Hi Richard. There are sites such as [ http://www.herrmann.me.uk/script/puzzles.htm ] which offer help with solving Suko and Sujiko puzzles, along with Master Sujiko. I’ve not offered such a facility myself for two reasons – 1. Because others can build this kind of programming better than I can, and 2. I think it takes away from the challenge when the solution is only a click away! Still, as they say, different strokes for different folks! I must say that your working method on this puzzle is very much the same as mine [ I work through each puzzle manually when creating them, to ensure that they can be played by humans, as well as machines 🙂 ]. I’m chuffed to see people still playing, and enjoying my puzzles, so thank you for that.

Thanks Jai, my main concern was to find a way of checking for duplicate solutions. I enjoy doing the Suko puzzles in the Times newspaper.

you can solve this quickly using the diagonals rule: a+j must equal 5 because 45-(23+18-1) =5 so a+j must 2,3 and j must be 3 and h is then 9 (12-3). the other diagonal is 45-(13+18-)=15 which must be 8,7 (the 9 is already found) then the rest follows quickly… about 1 minute!

I have played around with the effect of swapping pairs of numbers over in the Suko puzzle.
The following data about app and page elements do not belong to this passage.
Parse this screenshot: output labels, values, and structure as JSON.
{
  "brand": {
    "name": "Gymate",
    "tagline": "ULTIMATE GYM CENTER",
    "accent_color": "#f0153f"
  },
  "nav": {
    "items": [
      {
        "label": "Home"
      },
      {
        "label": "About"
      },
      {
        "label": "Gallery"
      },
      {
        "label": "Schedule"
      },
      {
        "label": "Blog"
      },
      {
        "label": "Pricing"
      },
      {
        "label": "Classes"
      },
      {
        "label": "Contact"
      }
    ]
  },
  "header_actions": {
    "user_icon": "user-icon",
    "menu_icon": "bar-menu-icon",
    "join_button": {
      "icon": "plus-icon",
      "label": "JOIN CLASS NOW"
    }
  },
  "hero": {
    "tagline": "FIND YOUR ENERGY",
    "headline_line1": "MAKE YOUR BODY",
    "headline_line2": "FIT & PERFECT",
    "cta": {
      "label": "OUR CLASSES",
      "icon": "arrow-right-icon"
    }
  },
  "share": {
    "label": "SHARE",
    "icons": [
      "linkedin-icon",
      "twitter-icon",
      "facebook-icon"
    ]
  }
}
I am trying to establish what constraints there are around the values of the four internal totals (e.g 13 18 23 18 in the puzzle above). I can get combinations such as (21,21,19,19) and (19,18,17,16) and (17,17,17,19), but am coming to the conclusion that it will not be possible to have an arrangement of digits which gives all four internal totals the same. Does anyone have either an example that it can be done or a proof that it cannot?